We have a joke in my family about eating out–if the service is slow, get me talking. As soon as I begin to speak, our server will arrive with the specials of the day, or a dessert offer, or (my favorite) an inquiry about how our experience is going. Well, fine except for you interrupting me, is what I want to say!
As I think about how AI is currently working to improve customer experience, I ask myself: In this scenario, would a bot be better than a human?
In this case, the answer is ‘no’. At a nice restaurant, I prefer a person who can better read my expression, perceive the mood at the table, and see if the food is rapidly disappearing, or maybe not going over so well. But, clearly, timing and efficiency also matter. Imagine my reaction, for instance, if our waiter brought my side of ranch to the table after I’d finished my food. There’s no doubt that the right (or wrong) interaction at just the right (or wrong) moment is part of the overall customer service experience, and this will play a huge part in how I recall the restaurant. Moreover, it will be a big influencer in whether I recommend it or go back.
Which brings us to how bots can fit into a successful customer service strategy.
In retail, bots hit the sweet spot when it comes to helping us consumers solve our own problems—pre- and post-purchase, for example, research shows that we don’t necessary want to overcomplicate matters by bringing in real people. In a recent Narvar consumer survey, 98% of online shoppers said they prefer speaking to a person rather than a bot, but 38% couldn’t tell if a live chat or messenger app interaction was with AI or a human. On top of that, only 10% could confidently tell that they weren’t communicating with a human.
When answering simple questions or helping consumers with basic tasks, bots are a great first touchpoint, and may even be better than a human representative when all a customer wants is to get an answer and get on with the day. With my side of ranch, for instance, it would have been a better experience for me to simply put in a request at the exact time I needed it, and not wait around for the server to bring it on his own time.
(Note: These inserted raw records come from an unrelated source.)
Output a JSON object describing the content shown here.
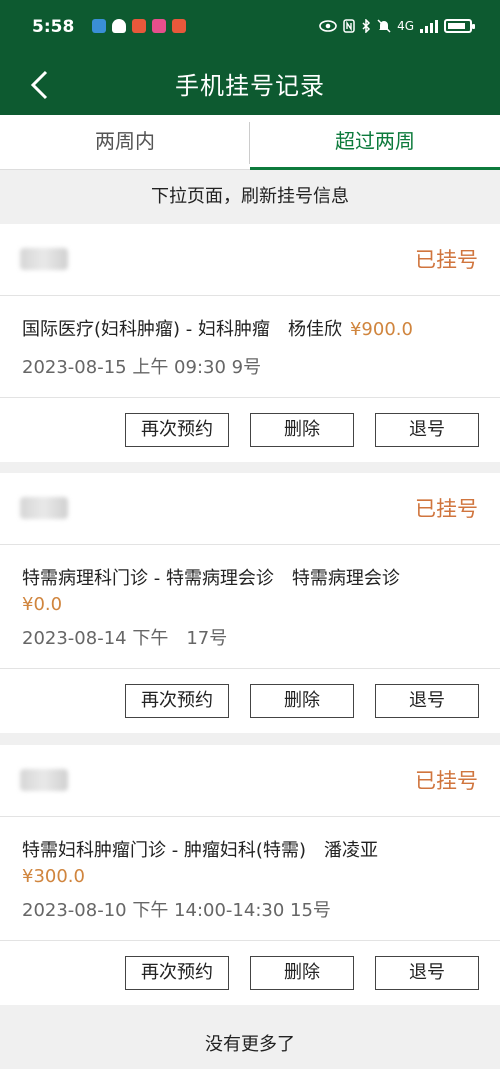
{
  "status_bar": {
    "time": "5:58",
    "network": "4G",
    "left_icons": [
      "notification-blue-icon",
      "heart-icon",
      "app-red-icon",
      "app-pink-icon",
      "app-red-icon"
    ],
    "right_icons": [
      "eye-icon",
      "nfc-icon",
      "bluetooth-icon",
      "mute-icon",
      "signal-icon",
      "battery-icon"
    ],
    "battery_level": 0.85
  },
  "nav": {
    "title": "手机挂号记录"
  },
  "tabs": [
    {
      "label": "两周内",
      "active": false
    },
    {
      "label": "超过两周",
      "active": true
    }
  ],
  "refresh_hint": "下拉页面，刷新挂号信息",
  "records": [
    {
      "status": "已挂号",
      "title": "国际医疗(妇科肿瘤) - 妇科肿瘤　杨佳欣",
      "price": "¥900.0",
      "time": "2023-08-15 上午 09:30 9号"
    },
    {
      "status": "已挂号",
      "title": "特需病理科门诊 - 特需病理会诊　特需病理会诊",
      "price": "¥0.0",
      "time": "2023-08-14 下午　17号"
    },
    {
      "status": "已挂号",
      "title": "特需妇科肿瘤门诊 - 肿瘤妇科(特需)　潘凌亚",
      "price": "¥300.0",
      "time": "2023-08-10 下午 14:00-14:30 15号"
    }
  ],
  "actions": {
    "rebook": "再次预约",
    "delete": "删除",
    "cancel": "退号"
  },
  "footer": "没有更多了",
  "colors": {
    "header": "#0d5a30",
    "accent_green": "#0d7a3c",
    "status_orange": "#d0753e",
    "price_orange": "#d0853e"
  }
}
The important thing for retailers is knowing when and how to use your people, and when to save resources by using a bot. The best strategy may be a judicious blend of bots and people, with a sensitivity (that human quality!) toward the right timing and channel through which to deliver the right communication. Based on the results found in Narvar’s consumer study, Bots, Text and Voice: What Cuts Through the Clutter, here are some suggestions for finding that balance:
Use bots where they add more value than a human interaction can.
Bots are great for assisting consumers when they seek answers to basic questions, such as about an EDD (estimated delivery date) or the specifics of your return policy. They can also be used to escalate more complex problems to the appropriate human, driving more efficiency across the board for customer service teams. Bots can also be a great tool for gathering feedback by asking customers about their overall satisfaction with their experiences.
Use humans where they count most.
Much as you’d expect, humans are much better than bots at solving complex problems and handling emotionally charged or difficult situations (the words “I hear you,” for example, can go a long way). It’s also a good idea to involve a human touch when you’re dealing with higher-end products and experiences—84% of consumers say that more communication is critical if a purchase is expensive, and while that doesn’t exclusively mean the communication needs to come from a person, you want to have someone on-hand and prepared in case an issue needs to be escalated.
Create the bot-human workflow with intention—and mind the gaps.
Make it easy for a bot to escalate an issue—you don’t want to frustrate your customers further with interactions that create more friction within their overall experience—and make sure the information your customer has already given to the bot gets to the service rep once the issue is escalated. Keep in mind, too: while emotionally intelligent bots aren’t a reality quite yet, they’re currently being designed to recognize signs of frustration, which will make it easier for them to know when to bring a human into the equation.
The important thing for retailers is knowing when and how to use your people, and when to save resources by using a bot.
Conversational bots and other AI-driven channels such as voice may be in their infancy today, but as they begin to evolve and feel like human interactions, they’ll surely become the norm. Bots are great at assisting with easy Q&As; we like to take care of ourselves until we can’t. When problems need to escalate, then, routing to a human is the right choice.
As with any new communication channel, it’s important to experiment, analyze, refine, and iterate. Just as my family and I appreciate a waiter’s good timing when eating out, shoppers will appreciate bots if you use them to add more value to your pre- and post-purchase experiences.